(Stored records)
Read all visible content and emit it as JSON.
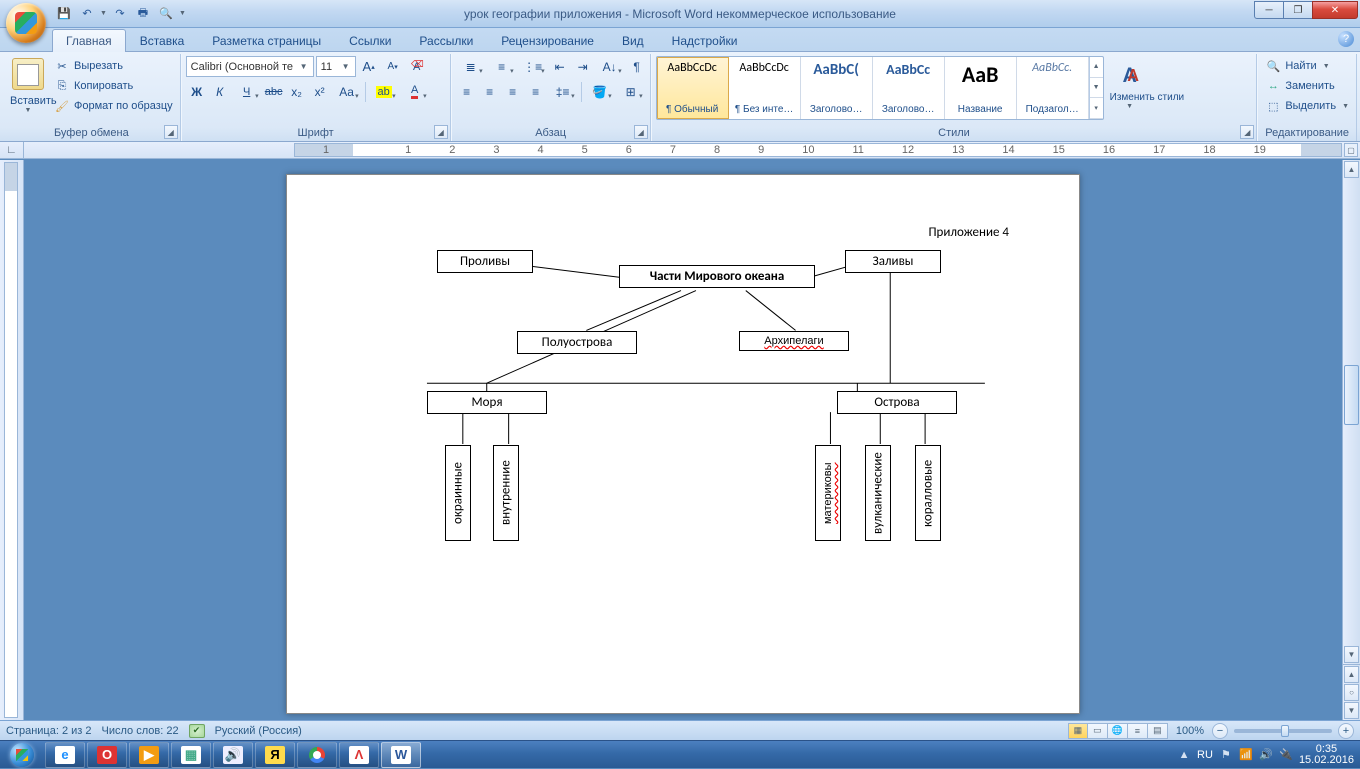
{
  "window": {
    "title": "урок географии приложения - Microsoft Word некоммерческое использование"
  },
  "qat": {
    "save": "💾",
    "undo": "↶",
    "redo": "↷",
    "print": "🖶",
    "preview": "🔍"
  },
  "tabs": [
    "Главная",
    "Вставка",
    "Разметка страницы",
    "Ссылки",
    "Рассылки",
    "Рецензирование",
    "Вид",
    "Надстройки"
  ],
  "ribbon": {
    "clipboard": {
      "paste": "Вставить",
      "cut": "Вырезать",
      "copy": "Копировать",
      "fmt": "Формат по образцу",
      "label": "Буфер обмена"
    },
    "font": {
      "family": "Calibri (Основной те",
      "size": "11",
      "label": "Шрифт",
      "btns": {
        "bold": "Ж",
        "italic": "К",
        "underline": "Ч",
        "strike": "abc",
        "sub": "x₂",
        "sup": "x²",
        "case": "Aa",
        "clear": "A̷",
        "hilite": "ab",
        "color": "A",
        "grow": "A",
        "shrink": "A"
      }
    },
    "para": {
      "label": "Абзац"
    },
    "styles": {
      "label": "Стили",
      "change": "Изменить стили",
      "items": [
        {
          "preview": "AaBbCcDc",
          "size": "12px",
          "label": "¶ Обычный",
          "sel": true
        },
        {
          "preview": "AaBbCcDc",
          "size": "12px",
          "label": "¶ Без инте…"
        },
        {
          "preview": "AaBbC(",
          "size": "15px",
          "color": "#2a5a9a",
          "label": "Заголово…"
        },
        {
          "preview": "AaBbCc",
          "size": "14px",
          "color": "#2a5a9a",
          "label": "Заголово…"
        },
        {
          "preview": "AaB",
          "size": "22px",
          "label": "Название"
        },
        {
          "preview": "AaBbCc.",
          "size": "12px",
          "style": "italic",
          "color": "#5a7aa5",
          "label": "Подзагол…"
        }
      ]
    },
    "edit": {
      "find": "Найти",
      "replace": "Заменить",
      "select": "Выделить",
      "label": "Редактирование"
    }
  },
  "document": {
    "appx": "Приложение 4",
    "boxes": {
      "straits": "Проливы",
      "bays": "Заливы",
      "center": "Части Мирового океана",
      "penins": "Полуострова",
      "arch": "Архипелаги",
      "seas": "Моря",
      "islands": "Острова",
      "seas_sub": [
        "окраинные",
        "внутренние"
      ],
      "isl_sub": [
        "материковы",
        "вулканические",
        "коралловые"
      ]
    }
  },
  "ruler": {
    "nums": [
      "1",
      "",
      "1",
      "2",
      "3",
      "4",
      "5",
      "6",
      "7",
      "8",
      "9",
      "10",
      "11",
      "12",
      "13",
      "14",
      "15",
      "16",
      "17",
      "18",
      "19"
    ]
  },
  "status": {
    "page": "Страница: 2 из 2",
    "words": "Число слов: 22",
    "lang": "Русский (Россия)",
    "zoom": "100%"
  },
  "taskbar": {
    "items": [
      {
        "ic": "e",
        "c": "#1e90ff",
        "bg": "#fff"
      },
      {
        "ic": "O",
        "c": "#fff",
        "bg": "#d33"
      },
      {
        "ic": "▶",
        "c": "#fff",
        "bg": "#f39c12"
      },
      {
        "ic": "▦",
        "c": "#4a8",
        "bg": "#fff"
      },
      {
        "ic": "🔊",
        "c": "#48c",
        "bg": "#eef"
      },
      {
        "ic": "Я",
        "c": "#000",
        "bg": "#ffdb4d"
      },
      {
        "ic": "",
        "chrome": true
      },
      {
        "ic": "Λ",
        "c": "#d33",
        "bg": "#fff"
      },
      {
        "ic": "W",
        "c": "#2b579a",
        "bg": "#fff",
        "active": true
      }
    ],
    "time": "0:35",
    "date": "15.02.2016",
    "lang": "RU"
  }
}
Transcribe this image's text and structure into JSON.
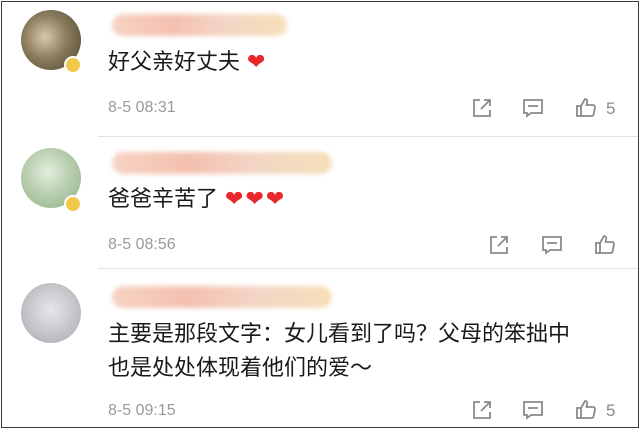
{
  "comments": [
    {
      "text": "好父亲好丈夫",
      "hearts": "❤",
      "time": "8-5 08:31",
      "likes": "5"
    },
    {
      "text": "爸爸辛苦了",
      "hearts": "❤❤❤",
      "time": "8-5 08:56",
      "likes": ""
    },
    {
      "text_line1": "主要是那段文字：女儿看到了吗？父母的笨拙中",
      "text_line2": "也是处处体现着他们的爱～",
      "time": "8-5 09:15",
      "likes": "5"
    }
  ],
  "colors": {
    "heart": "#e8282a",
    "text": "#1a1a1a",
    "meta": "#9a9a9a",
    "icon": "#8a8a8a"
  },
  "icons": [
    "share-icon",
    "comment-icon",
    "like-icon"
  ]
}
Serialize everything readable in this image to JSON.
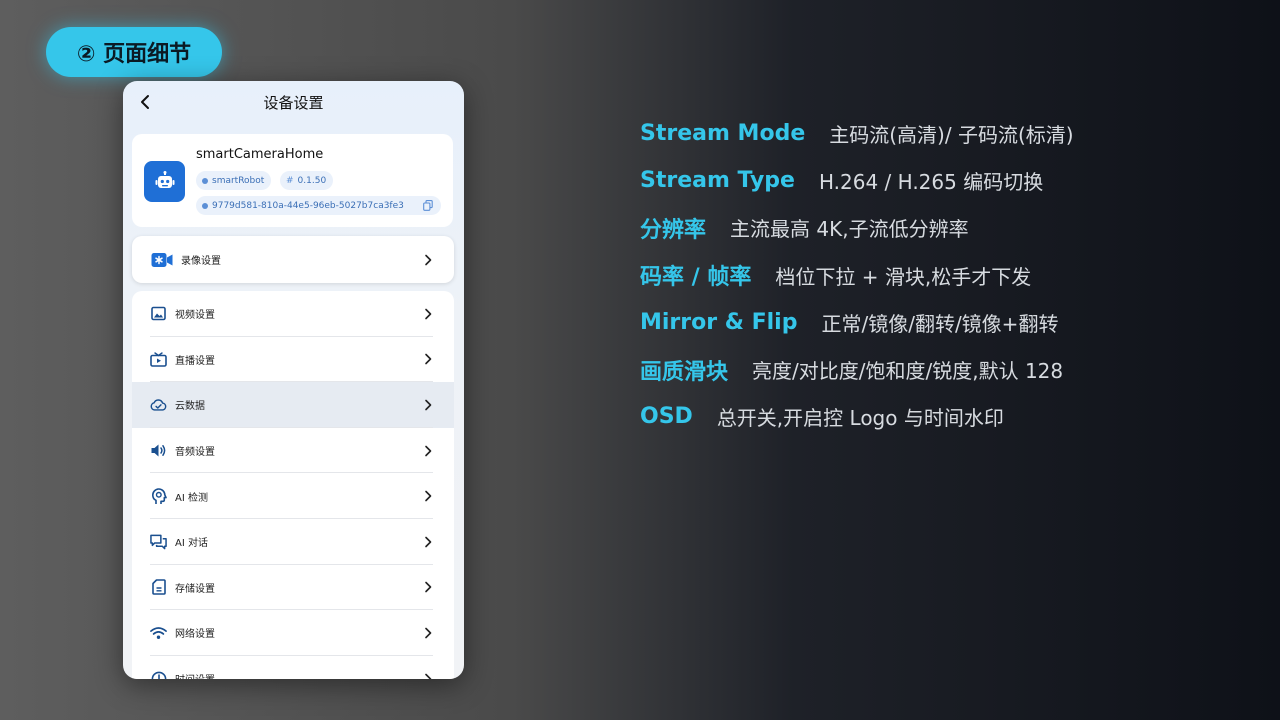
{
  "section_badge": "② 页面细节",
  "phone": {
    "title": "设备设置",
    "device": {
      "name": "smartCameraHome",
      "tag": "smartRobot",
      "version": "0.1.50",
      "id": "9779d581-810a-44e5-96eb-5027b7ca3fe3"
    },
    "record_row": "录像设置",
    "menu": [
      {
        "label": "视频设置",
        "icon": "image-icon"
      },
      {
        "label": "直播设置",
        "icon": "tv-play-icon"
      },
      {
        "label": "云数据",
        "icon": "cloud-check-icon"
      },
      {
        "label": "音频设置",
        "icon": "speaker-icon"
      },
      {
        "label": "AI 检测",
        "icon": "brain-icon"
      },
      {
        "label": "AI 对话",
        "icon": "chat-icon"
      },
      {
        "label": "存储设置",
        "icon": "sd-card-icon"
      },
      {
        "label": "网络设置",
        "icon": "wifi-icon"
      },
      {
        "label": "时间设置",
        "icon": "clock-icon"
      }
    ],
    "highlight_index": 2,
    "colors": {
      "accent": "#1f6fd6",
      "icon": "#1a4f8f"
    }
  },
  "features": [
    {
      "key": "Stream Mode",
      "value": "主码流(高清)/ 子码流(标清)"
    },
    {
      "key": "Stream Type",
      "value": "H.264 / H.265 编码切换"
    },
    {
      "key": "分辨率",
      "value": "主流最高 4K,子流低分辨率"
    },
    {
      "key": "码率 / 帧率",
      "value": "档位下拉 + 滑块,松手才下发"
    },
    {
      "key": "Mirror & Flip",
      "value": "正常/镜像/翻转/镜像+翻转"
    },
    {
      "key": "画质滑块",
      "value": "亮度/对比度/饱和度/锐度,默认 128"
    },
    {
      "key": "OSD",
      "value": "总开关,开启控 Logo 与时间水印"
    }
  ],
  "colors": {
    "feature_key": "#35c6ea",
    "feature_value": "#d7dbe0",
    "badge": "#35c6ea"
  }
}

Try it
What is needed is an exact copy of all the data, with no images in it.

Expected answer
Read all visible content and emit it as JSON.
{
  "window": {
    "title": "урок географии приложения - Microsoft Word некоммерческое использование"
  },
  "qat": {
    "save": "💾",
    "undo": "↶",
    "redo": "↷",
    "print": "🖶",
    "preview": "🔍"
  },
  "tabs": [
    "Главная",
    "Вставка",
    "Разметка страницы",
    "Ссылки",
    "Рассылки",
    "Рецензирование",
    "Вид",
    "Надстройки"
  ],
  "ribbon": {
    "clipboard": {
      "paste": "Вставить",
      "cut": "Вырезать",
      "copy": "Копировать",
      "fmt": "Формат по образцу",
      "label": "Буфер обмена"
    },
    "font": {
      "family": "Calibri (Основной те",
      "size": "11",
      "label": "Шрифт",
      "btns": {
        "bold": "Ж",
        "italic": "К",
        "underline": "Ч",
        "strike": "abc",
        "sub": "x₂",
        "sup": "x²",
        "case": "Aa",
        "clear": "A̷",
        "hilite": "ab",
        "color": "A",
        "grow": "A",
        "shrink": "A"
      }
    },
    "para": {
      "label": "Абзац"
    },
    "styles": {
      "label": "Стили",
      "change": "Изменить стили",
      "items": [
        {
          "preview": "AaBbCcDc",
          "size": "12px",
          "label": "¶ Обычный",
          "sel": true
        },
        {
          "preview": "AaBbCcDc",
          "size": "12px",
          "label": "¶ Без инте…"
        },
        {
          "preview": "AaBbC(",
          "size": "15px",
          "color": "#2a5a9a",
          "label": "Заголово…"
        },
        {
          "preview": "AaBbCc",
          "size": "14px",
          "color": "#2a5a9a",
          "label": "Заголово…"
        },
        {
          "preview": "AaB",
          "size": "22px",
          "label": "Название"
        },
        {
          "preview": "AaBbCc.",
          "size": "12px",
          "style": "italic",
          "color": "#5a7aa5",
          "label": "Подзагол…"
        }
      ]
    },
    "edit": {
      "find": "Найти",
      "replace": "Заменить",
      "select": "Выделить",
      "label": "Редактирование"
    }
  },
  "document": {
    "appx": "Приложение 4",
    "boxes": {
      "straits": "Проливы",
      "bays": "Заливы",
      "center": "Части Мирового океана",
      "penins": "Полуострова",
      "arch": "Архипелаги",
      "seas": "Моря",
      "islands": "Острова",
      "seas_sub": [
        "окраинные",
        "внутренние"
      ],
      "isl_sub": [
        "материковы",
        "вулканические",
        "коралловые"
      ]
    }
  },
  "ruler": {
    "nums": [
      "1",
      "",
      "1",
      "2",
      "3",
      "4",
      "5",
      "6",
      "7",
      "8",
      "9",
      "10",
      "11",
      "12",
      "13",
      "14",
      "15",
      "16",
      "17",
      "18",
      "19"
    ]
  },
  "status": {
    "page": "Страница: 2 из 2",
    "words": "Число слов: 22",
    "lang": "Русский (Россия)",
    "zoom": "100%"
  },
  "taskbar": {
    "items": [
      {
        "ic": "e",
        "c": "#1e90ff",
        "bg": "#fff"
      },
      {
        "ic": "O",
        "c": "#fff",
        "bg": "#d33"
      },
      {
        "ic": "▶",
        "c": "#fff",
        "bg": "#f39c12"
      },
      {
        "ic": "▦",
        "c": "#4a8",
        "bg": "#fff"
      },
      {
        "ic": "🔊",
        "c": "#48c",
        "bg": "#eef"
      },
      {
        "ic": "Я",
        "c": "#000",
        "bg": "#ffdb4d"
      },
      {
        "ic": "",
        "chrome": true
      },
      {
        "ic": "Λ",
        "c": "#d33",
        "bg": "#fff"
      },
      {
        "ic": "W",
        "c": "#2b579a",
        "bg": "#fff",
        "active": true
      }
    ],
    "time": "0:35",
    "date": "15.02.2016",
    "lang": "RU"
  }
}
Transcribe this image's text and structure into JSON.
{
  "comments": [
    {
      "text": "好父亲好丈夫",
      "hearts": "❤",
      "time": "8-5 08:31",
      "likes": "5"
    },
    {
      "text": "爸爸辛苦了",
      "hearts": "❤❤❤",
      "time": "8-5 08:56",
      "likes": ""
    },
    {
      "text_line1": "主要是那段文字：女儿看到了吗？父母的笨拙中",
      "text_line2": "也是处处体现着他们的爱～",
      "time": "8-5 09:15",
      "likes": "5"
    }
  ],
  "colors": {
    "heart": "#e8282a",
    "text": "#1a1a1a",
    "meta": "#9a9a9a",
    "icon": "#8a8a8a"
  },
  "icons": [
    "share-icon",
    "comment-icon",
    "like-icon"
  ]
}
Serialize everything readable in this image to JSON.
{
  "section_badge": "② 页面细节",
  "phone": {
    "title": "设备设置",
    "device": {
      "name": "smartCameraHome",
      "tag": "smartRobot",
      "version": "0.1.50",
      "id": "9779d581-810a-44e5-96eb-5027b7ca3fe3"
    },
    "record_row": "录像设置",
    "menu": [
      {
        "label": "视频设置",
        "icon": "image-icon"
      },
      {
        "label": "直播设置",
        "icon": "tv-play-icon"
      },
      {
        "label": "云数据",
        "icon": "cloud-check-icon"
      },
      {
        "label": "音频设置",
        "icon": "speaker-icon"
      },
      {
        "label": "AI 检测",
        "icon": "brain-icon"
      },
      {
        "label": "AI 对话",
        "icon": "chat-icon"
      },
      {
        "label": "存储设置",
        "icon": "sd-card-icon"
      },
      {
        "label": "网络设置",
        "icon": "wifi-icon"
      },
      {
        "label": "时间设置",
        "icon": "clock-icon"
      }
    ],
    "highlight_index": 2,
    "colors": {
      "accent": "#1f6fd6",
      "icon": "#1a4f8f"
    }
  },
  "features": [
    {
      "key": "Stream Mode",
      "value": "主码流(高清)/ 子码流(标清)"
    },
    {
      "key": "Stream Type",
      "value": "H.264 / H.265 编码切换"
    },
    {
      "key": "分辨率",
      "value": "主流最高 4K,子流低分辨率"
    },
    {
      "key": "码率 / 帧率",
      "value": "档位下拉 + 滑块,松手才下发"
    },
    {
      "key": "Mirror & Flip",
      "value": "正常/镜像/翻转/镜像+翻转"
    },
    {
      "key": "画质滑块",
      "value": "亮度/对比度/饱和度/锐度,默认 128"
    },
    {
      "key": "OSD",
      "value": "总开关,开启控 Logo 与时间水印"
    }
  ],
  "colors": {
    "feature_key": "#35c6ea",
    "feature_value": "#d7dbe0",
    "badge": "#35c6ea"
  }
}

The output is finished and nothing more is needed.